Visit the Are You Tasting The Pith? site

As Boak and Bailey point out on their blog, there is a lot of debate at present around "craft" beer and snobbery. I was going to post on their blog about why this is, but then realised that it probably warranted a post all of its own.

There are a couple of things going on here. One is the conflation of money and class, a peculiarly American concept. Could it be that the "craft" beer movement, as well as drawing beery inspiration from the USA, has also imported a load of social values along with it? There are a lot of naysayers who object purely on principle to paying £10 for a bottle (or a pint) of beer. I'm not exactly sure why that is - it would be easy to say that it's jealousy, but I think there's something more fundamental going on. I think it's the idea that there is something posh, snobby, pretentious - call it what you want - about spending your money on fancy, rare or expensive beer. Just as I'd defend anyone's right to spend their money on anything that they want (as long as it isn't criminal, in the legally defined sense), I'd also defend anyone's right to express their discomfort about it. But that's just what I think - I'd love to hear your views on that idea.

Tied into this is the idea that people who buy fancy, rare or expensive beer are doing so because they somehow think they are better than people who don't. For this to be true, there would have to be a substantial amount of blog content denigrating the sort of beers that "only" cost below £3 a pint. But I can't find anything, anywhere that says anything like that, BrewDog's publicity machine aside, of course.

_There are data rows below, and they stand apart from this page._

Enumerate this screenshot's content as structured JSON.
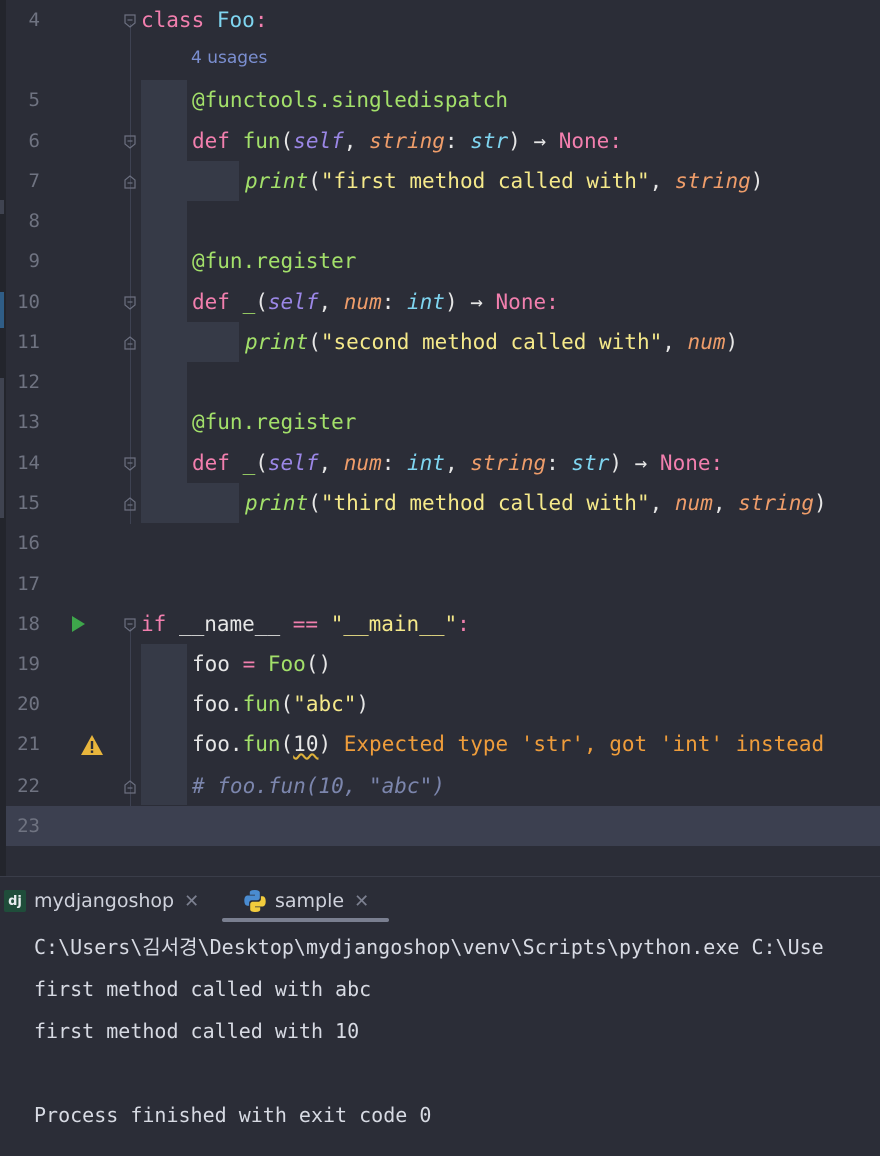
{
  "editor": {
    "usages_hint": "4 usages",
    "lines": [
      {
        "num": "4"
      },
      {
        "num": "5"
      },
      {
        "num": "6"
      },
      {
        "num": "7"
      },
      {
        "num": "8"
      },
      {
        "num": "9"
      },
      {
        "num": "10"
      },
      {
        "num": "11"
      },
      {
        "num": "12"
      },
      {
        "num": "13"
      },
      {
        "num": "14"
      },
      {
        "num": "15"
      },
      {
        "num": "16"
      },
      {
        "num": "17"
      },
      {
        "num": "18"
      },
      {
        "num": "19"
      },
      {
        "num": "20"
      },
      {
        "num": "21"
      },
      {
        "num": "22"
      },
      {
        "num": "23"
      }
    ],
    "code": {
      "l4_kw": "class",
      "l4_name": "Foo",
      "l4_colon": ":",
      "l5": "@functools.singledispatch",
      "l6_def": "def",
      "l6_fn": "fun",
      "l6_open": "(",
      "l6_self": "self",
      "l6_comma": ", ",
      "l6_param": "string",
      "l6_colon": ": ",
      "l6_type": "str",
      "l6_close": ") → ",
      "l6_none": "None",
      "l6_end": ":",
      "l7_print": "print",
      "l7_open": "(",
      "l7_str": "\"first method called with\"",
      "l7_comma": ", ",
      "l7_arg": "string",
      "l7_close": ")",
      "l9": "@fun.register",
      "l10_def": "def",
      "l10_fn": "_",
      "l10_open": "(",
      "l10_self": "self",
      "l10_comma": ", ",
      "l10_param": "num",
      "l10_colon": ": ",
      "l10_type": "int",
      "l10_close": ") → ",
      "l10_none": "None",
      "l10_end": ":",
      "l11_print": "print",
      "l11_open": "(",
      "l11_str": "\"second method called with\"",
      "l11_comma": ", ",
      "l11_arg": "num",
      "l11_close": ")",
      "l13": "@fun.register",
      "l14_def": "def",
      "l14_fn": "_",
      "l14_open": "(",
      "l14_self": "self",
      "l14_comma1": ", ",
      "l14_param1": "num",
      "l14_colon1": ": ",
      "l14_type1": "int",
      "l14_comma2": ", ",
      "l14_param2": "string",
      "l14_colon2": ": ",
      "l14_type2": "str",
      "l14_close": ") → ",
      "l14_none": "None",
      "l14_end": ":",
      "l15_print": "print",
      "l15_open": "(",
      "l15_str": "\"third method called with\"",
      "l15_comma1": ", ",
      "l15_arg1": "num",
      "l15_comma2": ", ",
      "l15_arg2": "string",
      "l15_close": ")",
      "l18_if": "if",
      "l18_mid": " __name__ ",
      "l18_eq": "==",
      "l18_sp": " ",
      "l18_str": "\"__main__\"",
      "l18_colon": ":",
      "l19_var": "foo ",
      "l19_eq": "=",
      "l19_sp": " ",
      "l19_cls": "Foo",
      "l19_call": "()",
      "l20_var": "foo.",
      "l20_fn": "fun",
      "l20_open": "(",
      "l20_str": "\"abc\"",
      "l20_close": ")",
      "l21_var": "foo.",
      "l21_fn": "fun",
      "l21_open": "(",
      "l21_arg": "10",
      "l21_close": ")",
      "l21_error": " Expected type 'str', got 'int' instead",
      "l22": "# foo.fun(10, \"abc\")"
    },
    "icons": {
      "run": "run-gutter-icon",
      "warning": "warning-icon",
      "fold": "fold-marker-icon"
    }
  },
  "run_panel": {
    "tabs": [
      {
        "label": "mydjangoshop",
        "icon": "django-icon",
        "close": "✕"
      },
      {
        "label": "sample",
        "icon": "python-icon",
        "close": "✕"
      }
    ],
    "output": [
      "C:\\Users\\김서경\\Desktop\\mydjangoshop\\venv\\Scripts\\python.exe C:\\Use",
      "first method called with abc",
      "first method called with 10",
      "",
      "Process finished with exit code 0"
    ]
  },
  "colors": {
    "background": "#2b2d37",
    "keyword": "#f27fae",
    "string": "#f5e98a",
    "function": "#a3e06a",
    "type": "#7fd5f0",
    "warning": "#ef9d3b"
  }
}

Ah, the B-word. Has BrewDog stance on "industrial" beer become so well disseminated that now people are conflating their views with that of the "craft" beer movement as a whole? Or are they closer than "craft" beer lovers would like to think? Or is it really simply about money and snobbery?